##### Task material

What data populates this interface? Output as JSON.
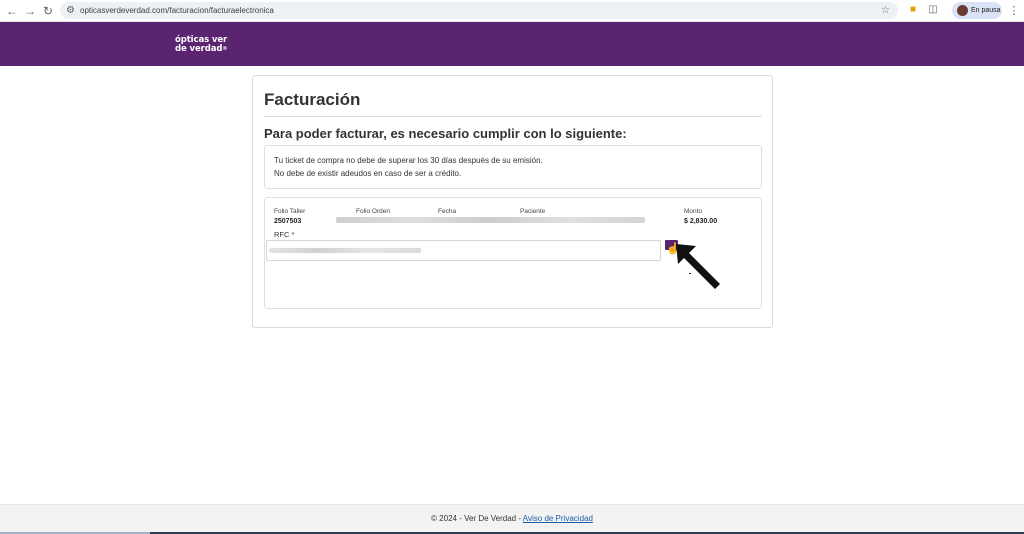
{
  "browser": {
    "back_icon": "←",
    "forward_icon": "→",
    "reload_icon": "↻",
    "tune_icon": "⚙",
    "url": "opticasverdeverdad.com/facturacion/facturaelectronica",
    "star_icon": "☆",
    "profile_label": "En pausa",
    "menu_icon": "⋮"
  },
  "site": {
    "logo_line1": "ópticas ver",
    "logo_line2": "de verdad",
    "logo_mark": "®",
    "brand_color": "#5a2470"
  },
  "page": {
    "title": "Facturación",
    "subtitle": "Para poder facturar, es necesario cumplir con lo siguiente:",
    "requirements": [
      "Tu ticket de compra no debe de superar los 30 días después de su emisión.",
      "No debe de existir adeudos en caso de ser a crédito."
    ]
  },
  "ticket": {
    "headers": {
      "folio_taller": "Folio Taller",
      "folio_orden": "Folio Orden",
      "fecha": "Fecha",
      "paciente": "Paciente",
      "monto": "Monto"
    },
    "values": {
      "folio_taller": "2507503",
      "monto": "$  2,830.00"
    },
    "rfc_label": "RFC *"
  },
  "footer": {
    "copyright": "© 2024 - Ver De Verdad - ",
    "privacy_link": "Aviso de Privacidad"
  }
}
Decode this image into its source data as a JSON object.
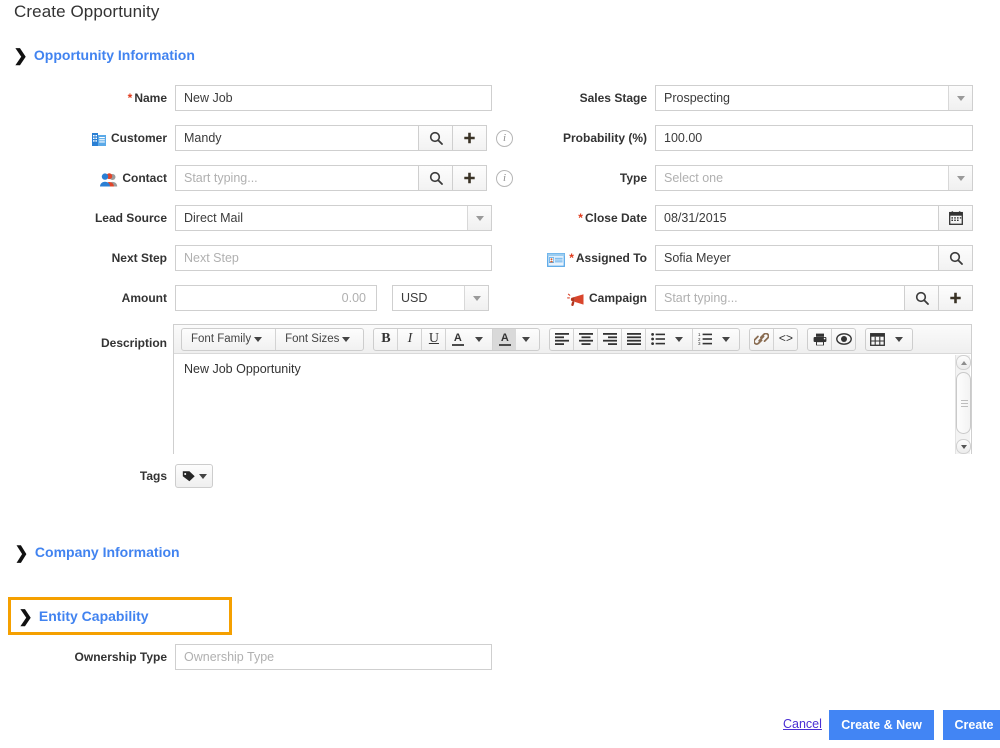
{
  "page": {
    "title": "Create Opportunity"
  },
  "sections": {
    "opportunity": {
      "label": "Opportunity Information",
      "caret": "chevron-down",
      "expanded": true
    },
    "company": {
      "label": "Company Information",
      "caret": "chevron-right",
      "expanded": false
    },
    "entity": {
      "label": "Entity Capability",
      "caret": "chevron-down",
      "expanded": true,
      "highlight_color": "#f5a000"
    }
  },
  "left_fields": {
    "name": {
      "label": "Name",
      "required": true,
      "value": "New Job",
      "placeholder": ""
    },
    "customer": {
      "label": "Customer",
      "required": false,
      "value": "Mandy",
      "placeholder": "",
      "icon": "building-icon",
      "buttons": [
        "search-icon",
        "plus-icon"
      ],
      "info": "i"
    },
    "contact": {
      "label": "Contact",
      "required": false,
      "value": "",
      "placeholder": "Start typing...",
      "icon": "people-icon",
      "buttons": [
        "search-icon",
        "plus-icon"
      ],
      "info": "i"
    },
    "lead_source": {
      "label": "Lead Source",
      "required": false,
      "value": "Direct Mail",
      "placeholder": ""
    },
    "next_step": {
      "label": "Next Step",
      "required": false,
      "value": "",
      "placeholder": "Next Step"
    },
    "amount": {
      "label": "Amount",
      "required": false,
      "value": "",
      "placeholder": "0.00",
      "currency": "USD"
    },
    "description": {
      "label": "Description",
      "value": "New Job Opportunity"
    },
    "tags": {
      "label": "Tags",
      "icon": "tag-icon"
    }
  },
  "right_fields": {
    "sales_stage": {
      "label": "Sales Stage",
      "required": false,
      "value": "Prospecting",
      "placeholder": ""
    },
    "probability": {
      "label": "Probability (%)",
      "required": false,
      "value": "100.00",
      "placeholder": ""
    },
    "type": {
      "label": "Type",
      "required": false,
      "value": "",
      "placeholder": "Select one"
    },
    "close_date": {
      "label": "Close Date",
      "required": true,
      "value": "08/31/2015",
      "placeholder": "",
      "buttons": [
        "calendar-icon"
      ]
    },
    "assigned_to": {
      "label": "Assigned To",
      "required": true,
      "value": "Sofia Meyer",
      "placeholder": "",
      "icon": "id-card-icon",
      "buttons": [
        "search-icon"
      ]
    },
    "campaign": {
      "label": "Campaign",
      "required": false,
      "value": "",
      "placeholder": "Start typing...",
      "icon": "megaphone-icon",
      "buttons": [
        "search-icon",
        "plus-icon"
      ]
    }
  },
  "entity_fields": {
    "ownership_type": {
      "label": "Ownership Type",
      "value": "",
      "placeholder": "Ownership Type"
    }
  },
  "editor_toolbar": {
    "font_family": "Font Family",
    "font_sizes": "Font Sizes",
    "bold": "B",
    "italic": "I",
    "underline": "U",
    "text_color": "A",
    "background_color": "A",
    "align_left": "align-left-icon",
    "align_center": "align-center-icon",
    "align_right": "align-right-icon",
    "align_justify": "align-justify-icon",
    "bullet_list": "bullet-list-icon",
    "numbered_list": "numbered-list-icon",
    "link": "link-icon",
    "source_code": "source-code-icon",
    "print": "print-icon",
    "preview": "preview-icon",
    "table": "table-icon"
  },
  "footer": {
    "cancel": "Cancel",
    "create_and_new": "Create & New",
    "create": "Create",
    "primary_color": "#4285f4",
    "link_color": "#4a2fd4"
  },
  "colors": {
    "section_link": "#4183f0",
    "required_mark": "#e03a1c",
    "highlight": "#f5a000"
  }
}
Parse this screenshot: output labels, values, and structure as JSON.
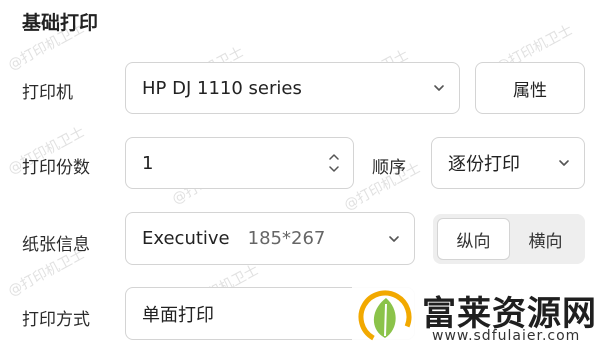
{
  "section_title": "基础打印",
  "printer": {
    "label": "打印机",
    "value": "HP DJ 1110 series",
    "properties_button": "属性"
  },
  "copies": {
    "label": "打印份数",
    "value": "1",
    "order_label": "顺序",
    "order_value": "逐份打印"
  },
  "paper": {
    "label": "纸张信息",
    "name": "Executive",
    "size": "185*267",
    "orientation": {
      "portrait": "纵向",
      "landscape": "横向",
      "selected": "portrait"
    }
  },
  "mode": {
    "label": "打印方式",
    "value": "单面打印"
  },
  "watermark": {
    "text": "@打印机卫士"
  },
  "brand": {
    "name": "富莱资源网",
    "url": "www.sdfulaier.com",
    "leaf_color": "#f2a900",
    "leaf_inner_color": "#8bc34a"
  },
  "colors": {
    "border": "#d4d4d4",
    "segment_bg": "#eeeeee"
  }
}
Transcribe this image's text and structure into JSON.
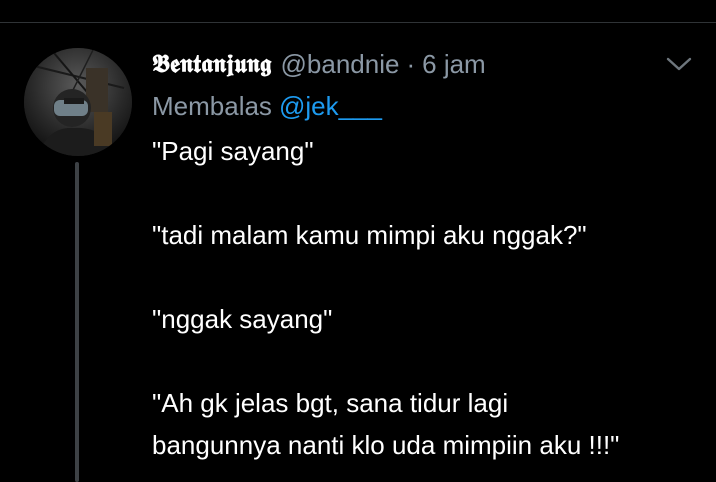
{
  "tweet": {
    "author": {
      "display_name": "𝕭𝖊𝖓𝖙𝖆𝖓𝖏𝖚𝖓𝖌",
      "handle": "@bandnie",
      "avatar_icon": "profile-photo-icon"
    },
    "separator": "·",
    "time": "6 jam",
    "reply": {
      "prefix": "Membalas",
      "mention": "@jek___"
    },
    "menu_icon": "chevron-down-icon",
    "lines": [
      "\"Pagi sayang\"",
      "",
      "\"tadi malam kamu mimpi aku nggak?\"",
      "",
      "\"nggak sayang\"",
      "",
      "\"Ah gk jelas bgt, sana tidur lagi",
      "bangunnya nanti klo uda mimpiin aku !!!\""
    ]
  },
  "colors": {
    "background": "#000000",
    "text_primary": "#ffffff",
    "text_secondary": "#8b98a5",
    "accent": "#1d9bf0",
    "thread_line": "#3d4145"
  }
}
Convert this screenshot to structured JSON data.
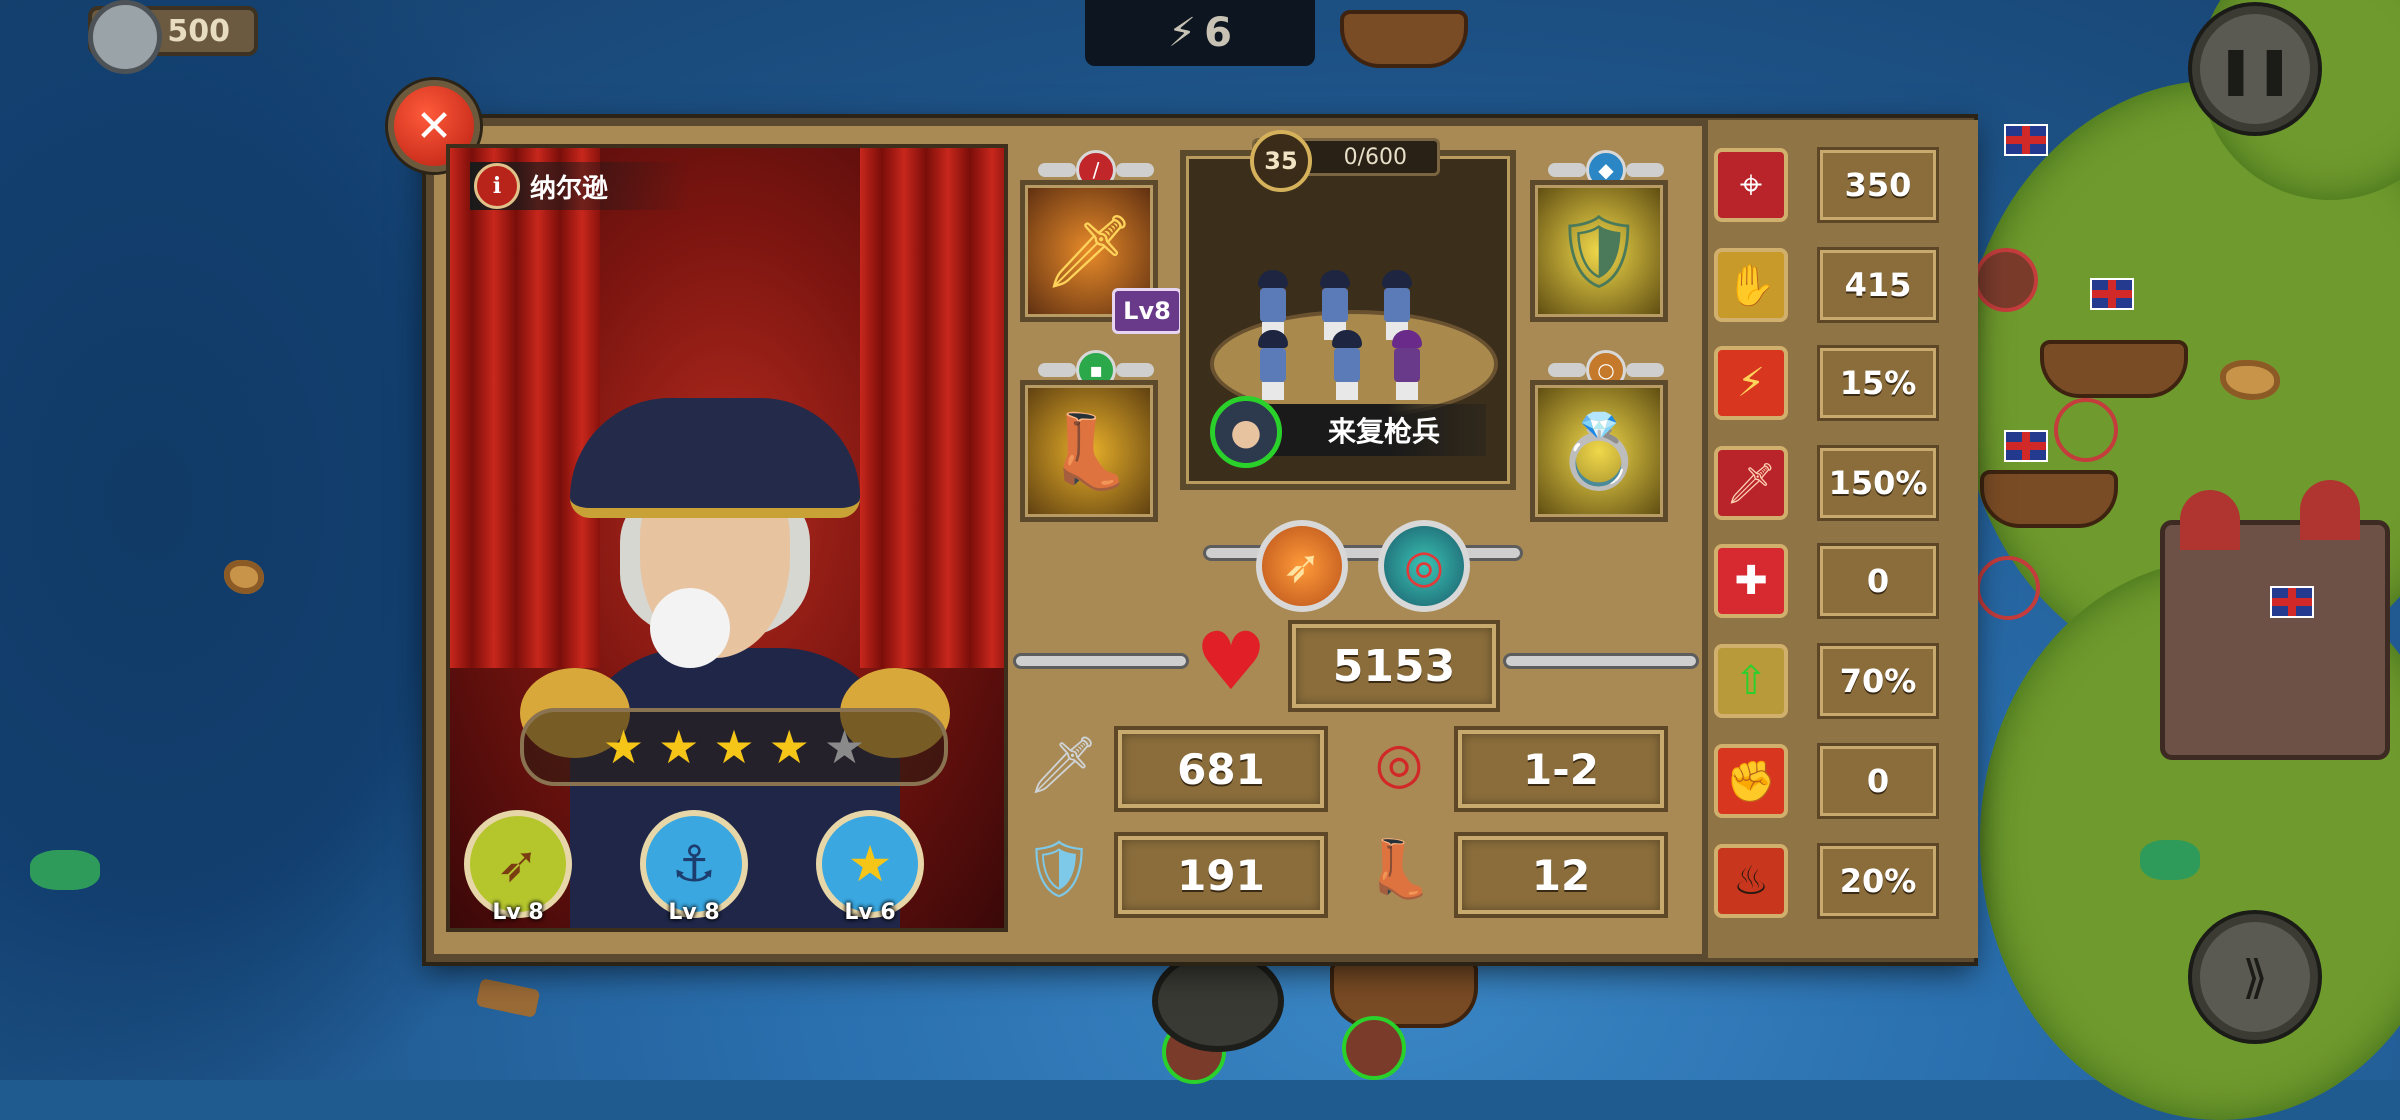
{
  "hud": {
    "coins": "500",
    "wave": "6",
    "pause_icon": "pause-icon",
    "speed_icon": "fast-forward-icon"
  },
  "hero": {
    "name": "纳尔逊",
    "stars_filled": 4,
    "stars_total": 5,
    "skills": [
      {
        "icon": "crossed-arrows-laurel-icon",
        "level": "Lv 8",
        "color": "#b5c62d"
      },
      {
        "icon": "anchor-icon",
        "level": "Lv 8",
        "color": "#3aa7e0"
      },
      {
        "icon": "star-laurel-icon",
        "level": "Lv 6",
        "color": "#3aa7e0"
      }
    ]
  },
  "equipment": {
    "weapon_level": "Lv8",
    "slots": [
      "sword-icon",
      "armor-icon",
      "boots-icon",
      "ring-icon"
    ]
  },
  "troop": {
    "level": "35",
    "exp": "0/600",
    "name": "来复枪兵",
    "abilities": [
      "arrows-icon",
      "target-icon"
    ]
  },
  "stats": {
    "hp": "5153",
    "attack": "681",
    "range": "1-2",
    "defense": "191",
    "speed": "12"
  },
  "side_stats": [
    {
      "icon": "crosshair-icon",
      "value": "350"
    },
    {
      "icon": "quick-hand-icon",
      "value": "415"
    },
    {
      "icon": "lightning-icon",
      "value": "15%"
    },
    {
      "icon": "critical-sword-icon",
      "value": "150%"
    },
    {
      "icon": "medical-cross-icon",
      "value": "0"
    },
    {
      "icon": "rank-up-icon",
      "value": "70%"
    },
    {
      "icon": "fist-icon",
      "value": "0"
    },
    {
      "icon": "burning-figure-icon",
      "value": "20%"
    }
  ]
}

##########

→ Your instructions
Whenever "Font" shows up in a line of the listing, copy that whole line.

→ Response to this task
    "font_family": "Font Family",
    "font_sizes": "Font Sizes",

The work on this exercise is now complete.